[Entries from a dataset of interfaces]
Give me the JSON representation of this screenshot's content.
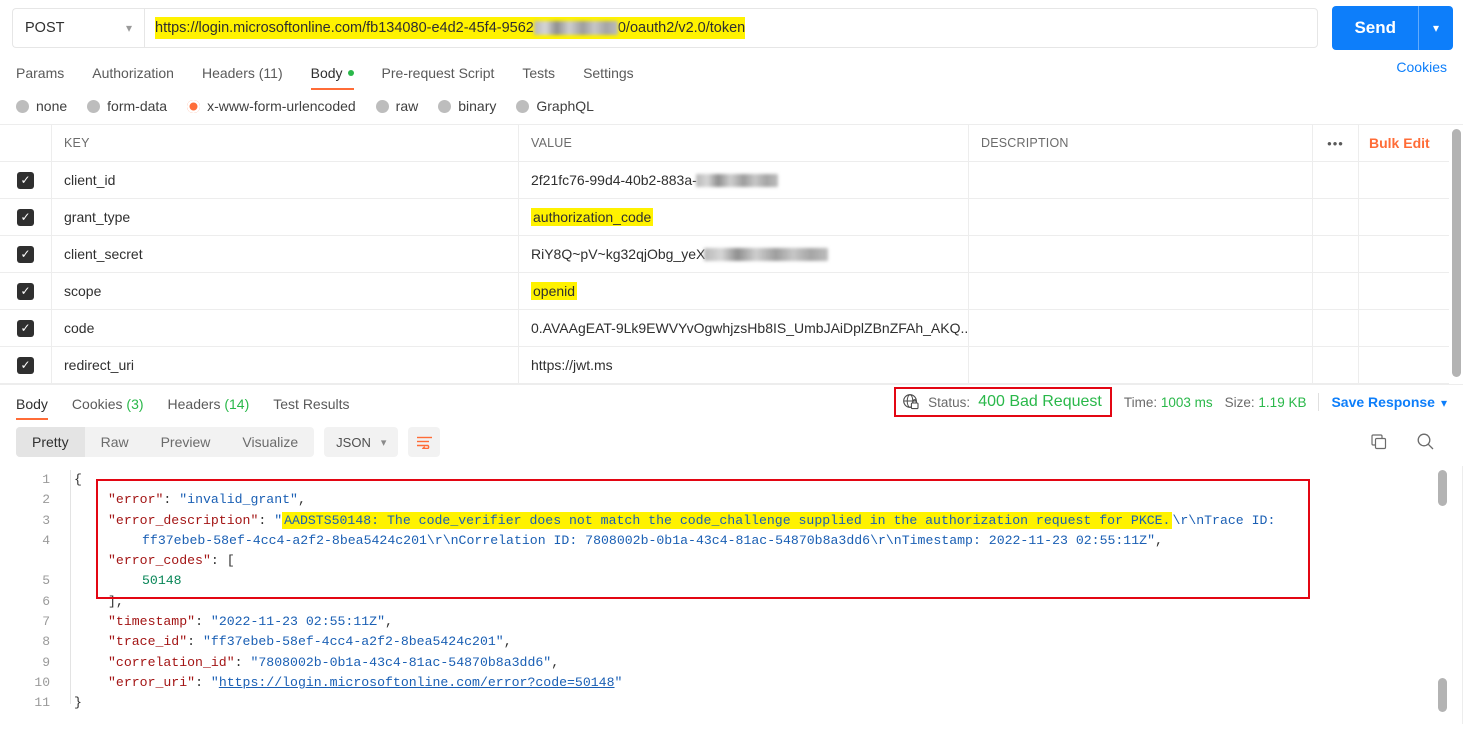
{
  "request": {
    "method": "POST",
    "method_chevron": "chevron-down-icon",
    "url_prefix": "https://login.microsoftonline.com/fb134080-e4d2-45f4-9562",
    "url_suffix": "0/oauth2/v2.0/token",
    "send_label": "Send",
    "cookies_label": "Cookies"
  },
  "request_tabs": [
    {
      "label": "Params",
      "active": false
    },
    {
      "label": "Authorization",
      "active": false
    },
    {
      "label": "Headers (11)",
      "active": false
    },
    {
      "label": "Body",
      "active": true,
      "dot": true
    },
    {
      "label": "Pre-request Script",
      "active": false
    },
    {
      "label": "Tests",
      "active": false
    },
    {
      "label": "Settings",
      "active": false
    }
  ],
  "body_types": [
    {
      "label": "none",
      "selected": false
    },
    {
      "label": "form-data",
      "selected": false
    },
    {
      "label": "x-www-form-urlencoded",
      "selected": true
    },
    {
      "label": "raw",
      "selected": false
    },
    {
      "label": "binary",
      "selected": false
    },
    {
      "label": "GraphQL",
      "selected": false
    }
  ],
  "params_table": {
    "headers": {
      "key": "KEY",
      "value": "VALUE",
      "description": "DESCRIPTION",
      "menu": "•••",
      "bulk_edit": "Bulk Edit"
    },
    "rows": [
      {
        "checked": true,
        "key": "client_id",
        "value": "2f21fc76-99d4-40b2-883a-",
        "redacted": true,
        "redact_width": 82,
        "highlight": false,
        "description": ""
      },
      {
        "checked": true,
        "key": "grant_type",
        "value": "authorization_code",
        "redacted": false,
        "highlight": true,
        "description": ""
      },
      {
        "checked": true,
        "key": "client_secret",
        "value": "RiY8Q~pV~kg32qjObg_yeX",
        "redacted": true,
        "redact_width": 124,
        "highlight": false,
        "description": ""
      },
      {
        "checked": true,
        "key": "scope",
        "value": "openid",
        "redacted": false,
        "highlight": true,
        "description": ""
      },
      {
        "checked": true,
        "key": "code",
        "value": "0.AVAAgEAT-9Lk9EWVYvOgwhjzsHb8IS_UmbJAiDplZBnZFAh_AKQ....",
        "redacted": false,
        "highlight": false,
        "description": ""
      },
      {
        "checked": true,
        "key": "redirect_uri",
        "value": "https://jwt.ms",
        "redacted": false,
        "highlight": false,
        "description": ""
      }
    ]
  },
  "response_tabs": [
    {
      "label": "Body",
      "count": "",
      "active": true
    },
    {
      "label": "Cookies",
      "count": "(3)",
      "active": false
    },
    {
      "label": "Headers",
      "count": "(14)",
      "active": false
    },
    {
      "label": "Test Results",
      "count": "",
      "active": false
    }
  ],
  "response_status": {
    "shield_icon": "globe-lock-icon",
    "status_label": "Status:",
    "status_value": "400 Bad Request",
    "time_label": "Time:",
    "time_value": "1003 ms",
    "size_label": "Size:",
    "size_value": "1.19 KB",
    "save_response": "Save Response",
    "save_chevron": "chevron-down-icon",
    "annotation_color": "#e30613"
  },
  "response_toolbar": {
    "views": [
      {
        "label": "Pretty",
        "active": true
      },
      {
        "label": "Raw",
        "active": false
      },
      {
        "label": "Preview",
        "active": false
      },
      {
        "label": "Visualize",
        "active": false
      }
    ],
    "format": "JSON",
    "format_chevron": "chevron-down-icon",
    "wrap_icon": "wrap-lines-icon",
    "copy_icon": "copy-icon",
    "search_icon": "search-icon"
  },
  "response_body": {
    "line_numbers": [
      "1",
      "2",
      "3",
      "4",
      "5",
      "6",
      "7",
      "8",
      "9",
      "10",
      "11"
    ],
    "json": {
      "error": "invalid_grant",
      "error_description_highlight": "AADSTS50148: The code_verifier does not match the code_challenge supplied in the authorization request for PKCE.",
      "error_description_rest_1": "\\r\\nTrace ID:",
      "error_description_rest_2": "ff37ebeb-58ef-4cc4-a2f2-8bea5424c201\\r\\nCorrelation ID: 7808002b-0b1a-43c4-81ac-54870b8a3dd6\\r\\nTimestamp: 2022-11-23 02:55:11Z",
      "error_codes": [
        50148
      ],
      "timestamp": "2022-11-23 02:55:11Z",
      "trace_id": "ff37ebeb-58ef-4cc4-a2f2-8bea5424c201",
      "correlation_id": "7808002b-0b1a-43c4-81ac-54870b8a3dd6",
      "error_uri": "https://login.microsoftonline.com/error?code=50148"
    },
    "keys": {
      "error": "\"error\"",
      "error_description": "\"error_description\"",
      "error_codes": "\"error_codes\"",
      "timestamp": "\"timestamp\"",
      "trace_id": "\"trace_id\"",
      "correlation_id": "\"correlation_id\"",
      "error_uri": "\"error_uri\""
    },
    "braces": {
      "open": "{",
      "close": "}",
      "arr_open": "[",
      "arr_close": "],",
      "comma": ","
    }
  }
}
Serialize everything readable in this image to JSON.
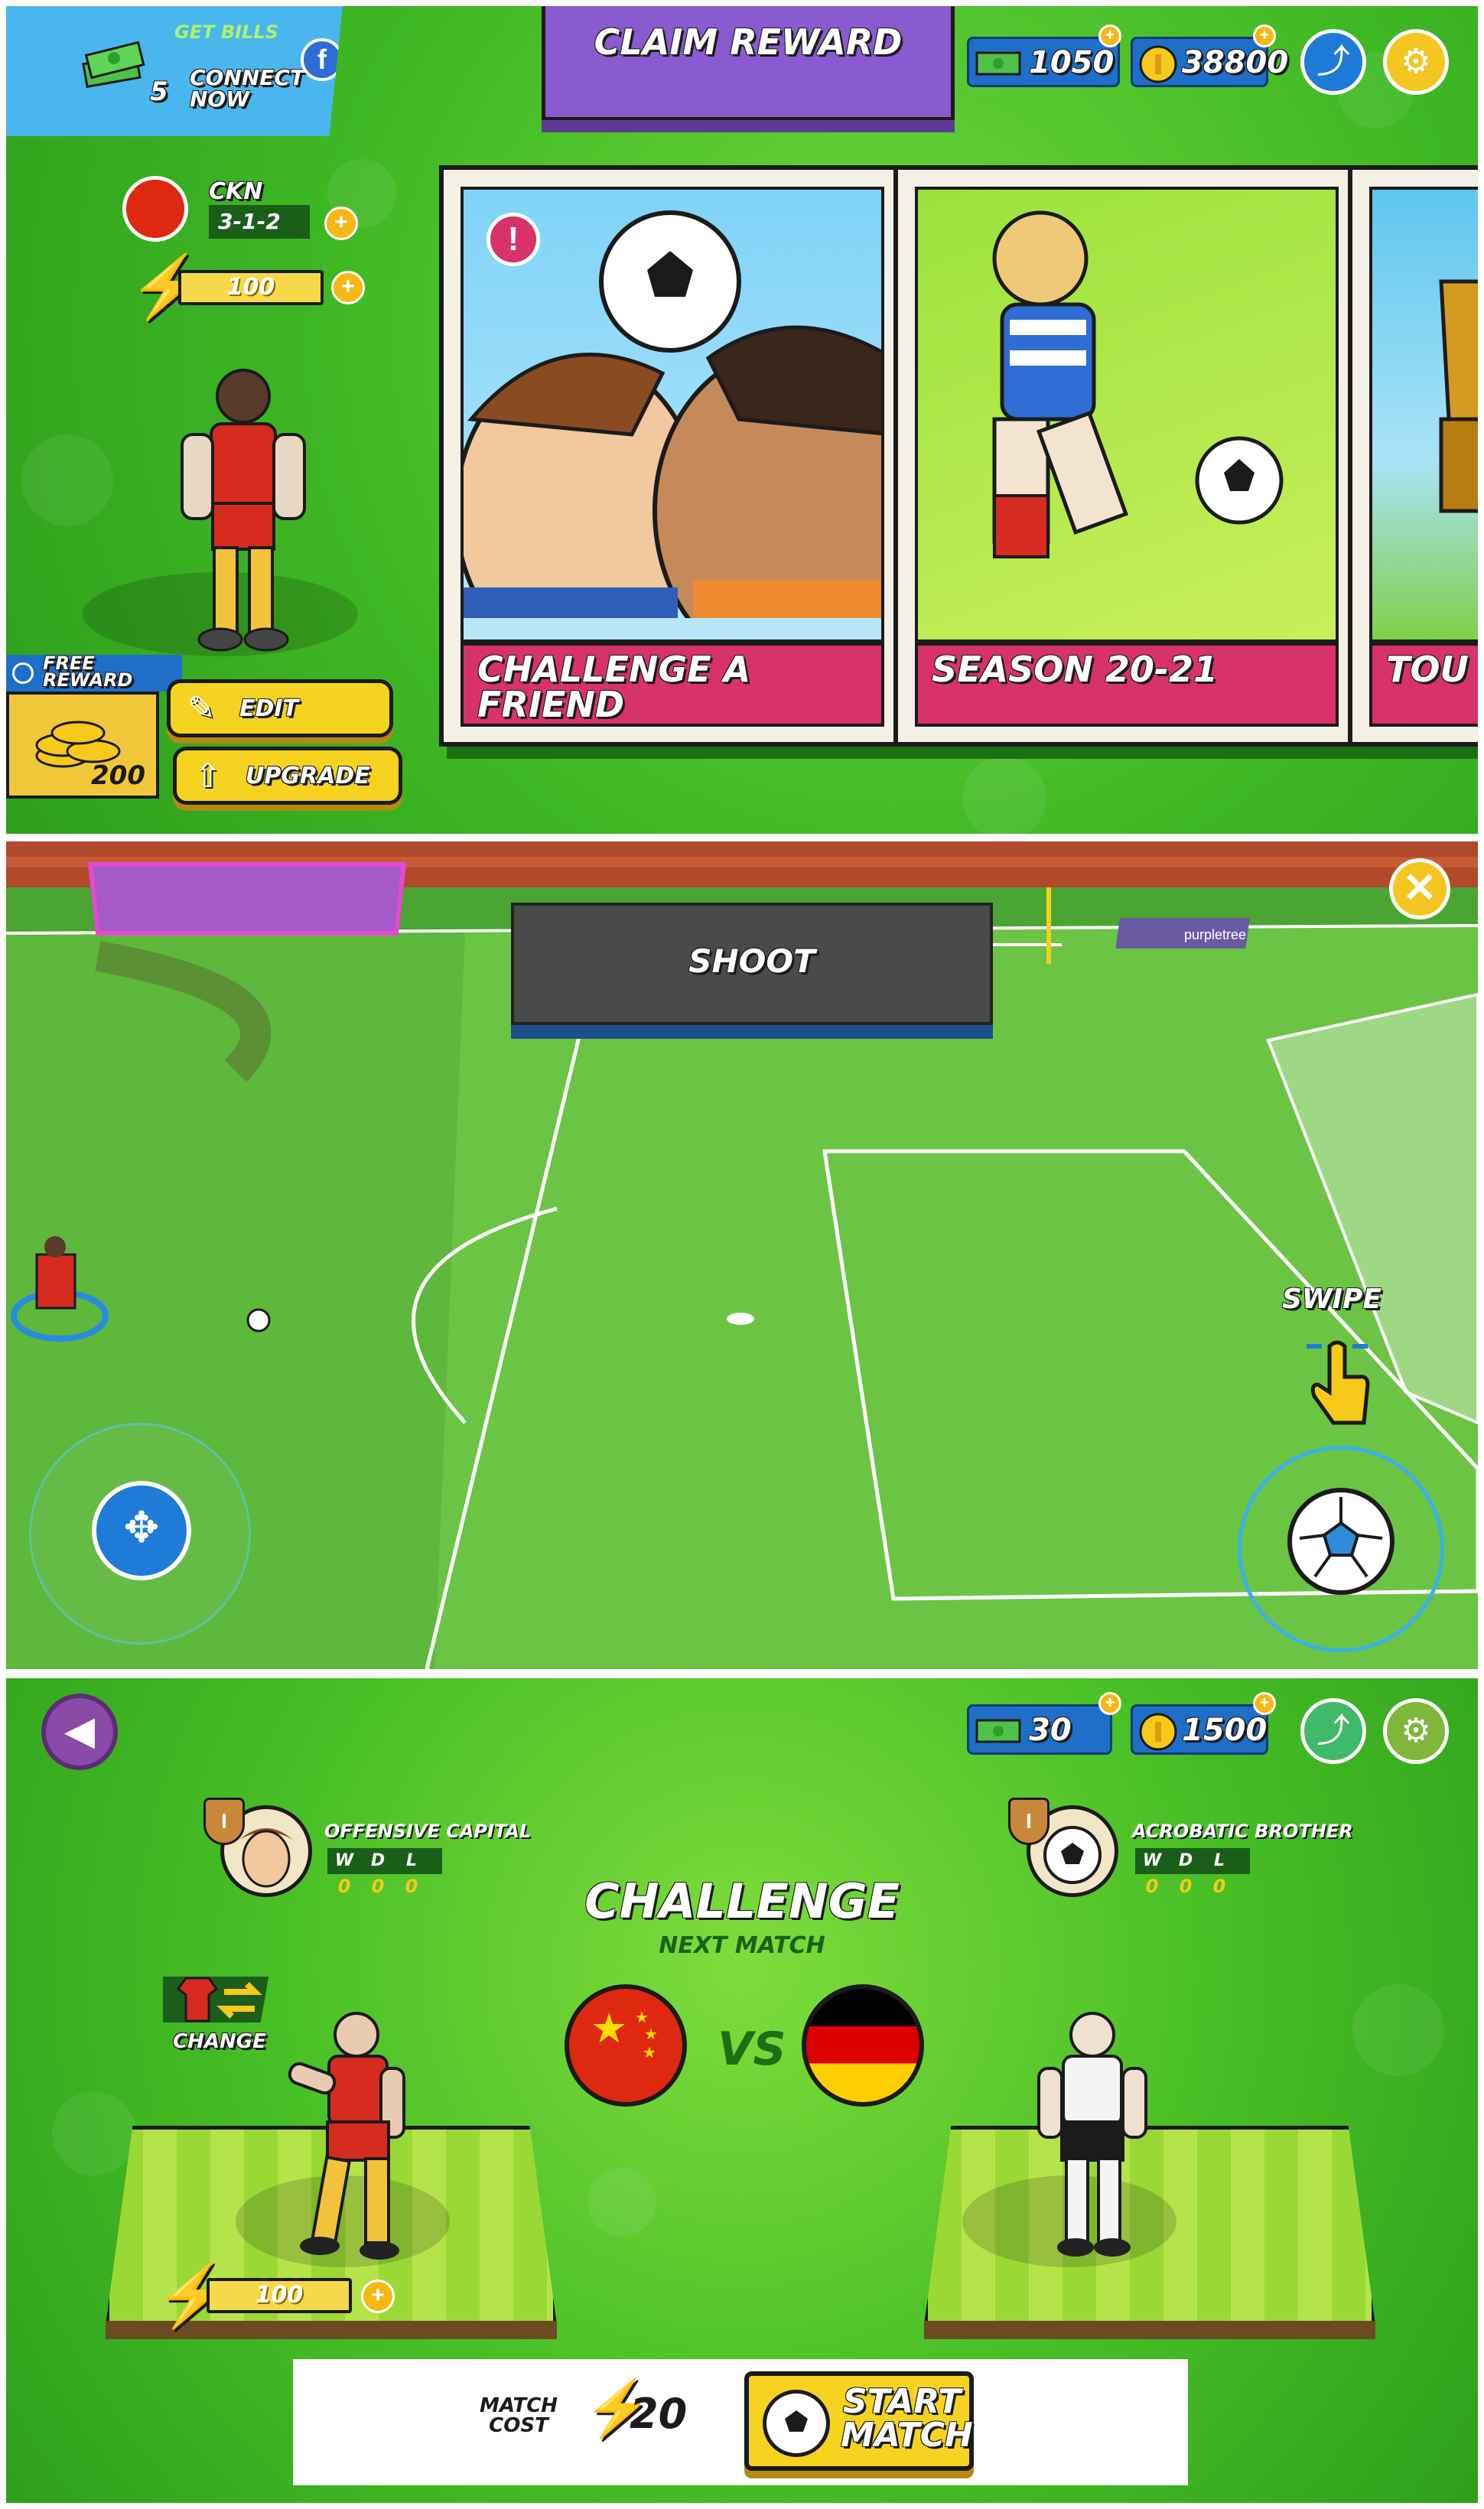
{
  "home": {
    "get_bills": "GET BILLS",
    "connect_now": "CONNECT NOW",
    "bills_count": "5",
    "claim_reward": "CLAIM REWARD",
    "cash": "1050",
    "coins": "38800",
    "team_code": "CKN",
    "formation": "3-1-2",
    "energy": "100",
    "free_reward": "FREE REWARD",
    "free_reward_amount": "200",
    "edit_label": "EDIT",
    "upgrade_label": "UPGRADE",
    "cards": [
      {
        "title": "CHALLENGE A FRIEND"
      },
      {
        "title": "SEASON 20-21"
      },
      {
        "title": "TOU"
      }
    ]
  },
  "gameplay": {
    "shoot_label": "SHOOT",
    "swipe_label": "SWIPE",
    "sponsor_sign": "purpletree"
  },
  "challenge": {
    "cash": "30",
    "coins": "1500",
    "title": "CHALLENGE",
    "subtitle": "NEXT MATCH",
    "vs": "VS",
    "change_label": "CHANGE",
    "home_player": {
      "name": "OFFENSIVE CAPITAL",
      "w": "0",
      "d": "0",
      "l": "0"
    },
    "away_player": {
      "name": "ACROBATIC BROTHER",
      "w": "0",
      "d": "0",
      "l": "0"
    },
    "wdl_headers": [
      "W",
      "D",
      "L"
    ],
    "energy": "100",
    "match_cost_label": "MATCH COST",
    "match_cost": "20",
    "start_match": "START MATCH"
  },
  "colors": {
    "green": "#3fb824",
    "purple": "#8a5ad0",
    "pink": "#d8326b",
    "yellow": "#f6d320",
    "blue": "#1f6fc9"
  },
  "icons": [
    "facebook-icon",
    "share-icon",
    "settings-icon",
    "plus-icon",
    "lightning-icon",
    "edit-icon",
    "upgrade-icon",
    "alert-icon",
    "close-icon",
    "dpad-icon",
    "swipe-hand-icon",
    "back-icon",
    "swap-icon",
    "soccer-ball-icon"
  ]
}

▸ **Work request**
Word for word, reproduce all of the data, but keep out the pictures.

▸ **Reply to the exercise**
Give me the JSON representation of this screenshot's content.
{
  "request": {
    "method": "POST",
    "method_chevron": "chevron-down-icon",
    "url_prefix": "https://login.microsoftonline.com/fb134080-e4d2-45f4-9562",
    "url_suffix": "0/oauth2/v2.0/token",
    "send_label": "Send",
    "cookies_label": "Cookies"
  },
  "request_tabs": [
    {
      "label": "Params",
      "active": false
    },
    {
      "label": "Authorization",
      "active": false
    },
    {
      "label": "Headers (11)",
      "active": false
    },
    {
      "label": "Body",
      "active": true,
      "dot": true
    },
    {
      "label": "Pre-request Script",
      "active": false
    },
    {
      "label": "Tests",
      "active": false
    },
    {
      "label": "Settings",
      "active": false
    }
  ],
  "body_types": [
    {
      "label": "none",
      "selected": false
    },
    {
      "label": "form-data",
      "selected": false
    },
    {
      "label": "x-www-form-urlencoded",
      "selected": true
    },
    {
      "label": "raw",
      "selected": false
    },
    {
      "label": "binary",
      "selected": false
    },
    {
      "label": "GraphQL",
      "selected": false
    }
  ],
  "params_table": {
    "headers": {
      "key": "KEY",
      "value": "VALUE",
      "description": "DESCRIPTION",
      "menu": "•••",
      "bulk_edit": "Bulk Edit"
    },
    "rows": [
      {
        "checked": true,
        "key": "client_id",
        "value": "2f21fc76-99d4-40b2-883a-",
        "redacted": true,
        "redact_width": 82,
        "highlight": false,
        "description": ""
      },
      {
        "checked": true,
        "key": "grant_type",
        "value": "authorization_code",
        "redacted": false,
        "highlight": true,
        "description": ""
      },
      {
        "checked": true,
        "key": "client_secret",
        "value": "RiY8Q~pV~kg32qjObg_yeX",
        "redacted": true,
        "redact_width": 124,
        "highlight": false,
        "description": ""
      },
      {
        "checked": true,
        "key": "scope",
        "value": "openid",
        "redacted": false,
        "highlight": true,
        "description": ""
      },
      {
        "checked": true,
        "key": "code",
        "value": "0.AVAAgEAT-9Lk9EWVYvOgwhjzsHb8IS_UmbJAiDplZBnZFAh_AKQ....",
        "redacted": false,
        "highlight": false,
        "description": ""
      },
      {
        "checked": true,
        "key": "redirect_uri",
        "value": "https://jwt.ms",
        "redacted": false,
        "highlight": false,
        "description": ""
      }
    ]
  },
  "response_tabs": [
    {
      "label": "Body",
      "count": "",
      "active": true
    },
    {
      "label": "Cookies",
      "count": "(3)",
      "active": false
    },
    {
      "label": "Headers",
      "count": "(14)",
      "active": false
    },
    {
      "label": "Test Results",
      "count": "",
      "active": false
    }
  ],
  "response_status": {
    "shield_icon": "globe-lock-icon",
    "status_label": "Status:",
    "status_value": "400 Bad Request",
    "time_label": "Time:",
    "time_value": "1003 ms",
    "size_label": "Size:",
    "size_value": "1.19 KB",
    "save_response": "Save Response",
    "save_chevron": "chevron-down-icon",
    "annotation_color": "#e30613"
  },
  "response_toolbar": {
    "views": [
      {
        "label": "Pretty",
        "active": true
      },
      {
        "label": "Raw",
        "active": false
      },
      {
        "label": "Preview",
        "active": false
      },
      {
        "label": "Visualize",
        "active": false
      }
    ],
    "format": "JSON",
    "format_chevron": "chevron-down-icon",
    "wrap_icon": "wrap-lines-icon",
    "copy_icon": "copy-icon",
    "search_icon": "search-icon"
  },
  "response_body": {
    "line_numbers": [
      "1",
      "2",
      "3",
      "4",
      "5",
      "6",
      "7",
      "8",
      "9",
      "10",
      "11"
    ],
    "json": {
      "error": "invalid_grant",
      "error_description_highlight": "AADSTS50148: The code_verifier does not match the code_challenge supplied in the authorization request for PKCE.",
      "error_description_rest_1": "\\r\\nTrace ID:",
      "error_description_rest_2": "ff37ebeb-58ef-4cc4-a2f2-8bea5424c201\\r\\nCorrelation ID: 7808002b-0b1a-43c4-81ac-54870b8a3dd6\\r\\nTimestamp: 2022-11-23 02:55:11Z",
      "error_codes": [
        50148
      ],
      "timestamp": "2022-11-23 02:55:11Z",
      "trace_id": "ff37ebeb-58ef-4cc4-a2f2-8bea5424c201",
      "correlation_id": "7808002b-0b1a-43c4-81ac-54870b8a3dd6",
      "error_uri": "https://login.microsoftonline.com/error?code=50148"
    },
    "keys": {
      "error": "\"error\"",
      "error_description": "\"error_description\"",
      "error_codes": "\"error_codes\"",
      "timestamp": "\"timestamp\"",
      "trace_id": "\"trace_id\"",
      "correlation_id": "\"correlation_id\"",
      "error_uri": "\"error_uri\""
    },
    "braces": {
      "open": "{",
      "close": "}",
      "arr_open": "[",
      "arr_close": "],",
      "comma": ","
    }
  }
}
Serialize everything readable in this image to JSON.
{
  "home": {
    "get_bills": "GET BILLS",
    "connect_now": "CONNECT NOW",
    "bills_count": "5",
    "claim_reward": "CLAIM REWARD",
    "cash": "1050",
    "coins": "38800",
    "team_code": "CKN",
    "formation": "3-1-2",
    "energy": "100",
    "free_reward": "FREE REWARD",
    "free_reward_amount": "200",
    "edit_label": "EDIT",
    "upgrade_label": "UPGRADE",
    "cards": [
      {
        "title": "CHALLENGE A FRIEND"
      },
      {
        "title": "SEASON 20-21"
      },
      {
        "title": "TOU"
      }
    ]
  },
  "gameplay": {
    "shoot_label": "SHOOT",
    "swipe_label": "SWIPE",
    "sponsor_sign": "purpletree"
  },
  "challenge": {
    "cash": "30",
    "coins": "1500",
    "title": "CHALLENGE",
    "subtitle": "NEXT MATCH",
    "vs": "VS",
    "change_label": "CHANGE",
    "home_player": {
      "name": "OFFENSIVE CAPITAL",
      "w": "0",
      "d": "0",
      "l": "0"
    },
    "away_player": {
      "name": "ACROBATIC BROTHER",
      "w": "0",
      "d": "0",
      "l": "0"
    },
    "wdl_headers": [
      "W",
      "D",
      "L"
    ],
    "energy": "100",
    "match_cost_label": "MATCH COST",
    "match_cost": "20",
    "start_match": "START MATCH"
  },
  "colors": {
    "green": "#3fb824",
    "purple": "#8a5ad0",
    "pink": "#d8326b",
    "yellow": "#f6d320",
    "blue": "#1f6fc9"
  },
  "icons": [
    "facebook-icon",
    "share-icon",
    "settings-icon",
    "plus-icon",
    "lightning-icon",
    "edit-icon",
    "upgrade-icon",
    "alert-icon",
    "close-icon",
    "dpad-icon",
    "swipe-hand-icon",
    "back-icon",
    "swap-icon",
    "soccer-ball-icon"
  ]
}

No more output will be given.